ACTIVITY: Return every line of the data below that includes the string "name".

Data about app and page elements:
****

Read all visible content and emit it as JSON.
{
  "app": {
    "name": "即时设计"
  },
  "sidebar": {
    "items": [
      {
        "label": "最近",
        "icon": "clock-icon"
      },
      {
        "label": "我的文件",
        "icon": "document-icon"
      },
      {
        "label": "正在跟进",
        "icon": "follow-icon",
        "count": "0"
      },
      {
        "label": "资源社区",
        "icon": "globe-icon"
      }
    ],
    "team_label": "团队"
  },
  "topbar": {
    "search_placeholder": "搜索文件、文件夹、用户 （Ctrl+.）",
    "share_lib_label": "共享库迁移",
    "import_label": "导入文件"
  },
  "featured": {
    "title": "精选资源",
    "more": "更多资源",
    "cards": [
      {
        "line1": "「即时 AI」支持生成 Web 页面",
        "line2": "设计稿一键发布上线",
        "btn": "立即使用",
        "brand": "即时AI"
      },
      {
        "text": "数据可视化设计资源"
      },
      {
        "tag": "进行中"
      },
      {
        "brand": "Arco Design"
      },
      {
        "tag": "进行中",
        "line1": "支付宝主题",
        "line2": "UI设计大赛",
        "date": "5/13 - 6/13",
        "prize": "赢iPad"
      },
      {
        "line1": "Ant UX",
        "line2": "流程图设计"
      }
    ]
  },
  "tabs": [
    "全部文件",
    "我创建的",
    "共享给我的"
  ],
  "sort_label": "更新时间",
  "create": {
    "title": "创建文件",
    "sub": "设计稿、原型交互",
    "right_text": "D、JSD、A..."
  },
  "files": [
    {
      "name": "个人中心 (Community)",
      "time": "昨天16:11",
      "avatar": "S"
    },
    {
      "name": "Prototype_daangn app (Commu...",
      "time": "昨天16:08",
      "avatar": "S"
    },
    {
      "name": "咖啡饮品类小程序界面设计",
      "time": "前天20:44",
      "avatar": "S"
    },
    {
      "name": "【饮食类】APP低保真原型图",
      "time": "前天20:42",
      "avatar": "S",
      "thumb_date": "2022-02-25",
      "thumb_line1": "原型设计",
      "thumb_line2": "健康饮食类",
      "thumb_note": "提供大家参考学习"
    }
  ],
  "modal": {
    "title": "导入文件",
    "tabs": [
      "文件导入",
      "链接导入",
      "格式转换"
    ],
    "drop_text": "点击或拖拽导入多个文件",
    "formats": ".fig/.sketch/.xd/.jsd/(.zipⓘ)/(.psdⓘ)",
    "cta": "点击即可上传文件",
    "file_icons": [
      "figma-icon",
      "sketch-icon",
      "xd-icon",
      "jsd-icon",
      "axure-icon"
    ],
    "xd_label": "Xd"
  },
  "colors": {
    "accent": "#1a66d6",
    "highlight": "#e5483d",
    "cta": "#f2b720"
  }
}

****

PROBLEM SOLUTION:
    "name": "即时设计"
      "name": "个人中心 (Community)",
      "name": "Prototype_daangn app (Commu...",
      "name": "咖啡饮品类小程序界面设计",
      "name": "【饮食类】APP低保真原型图",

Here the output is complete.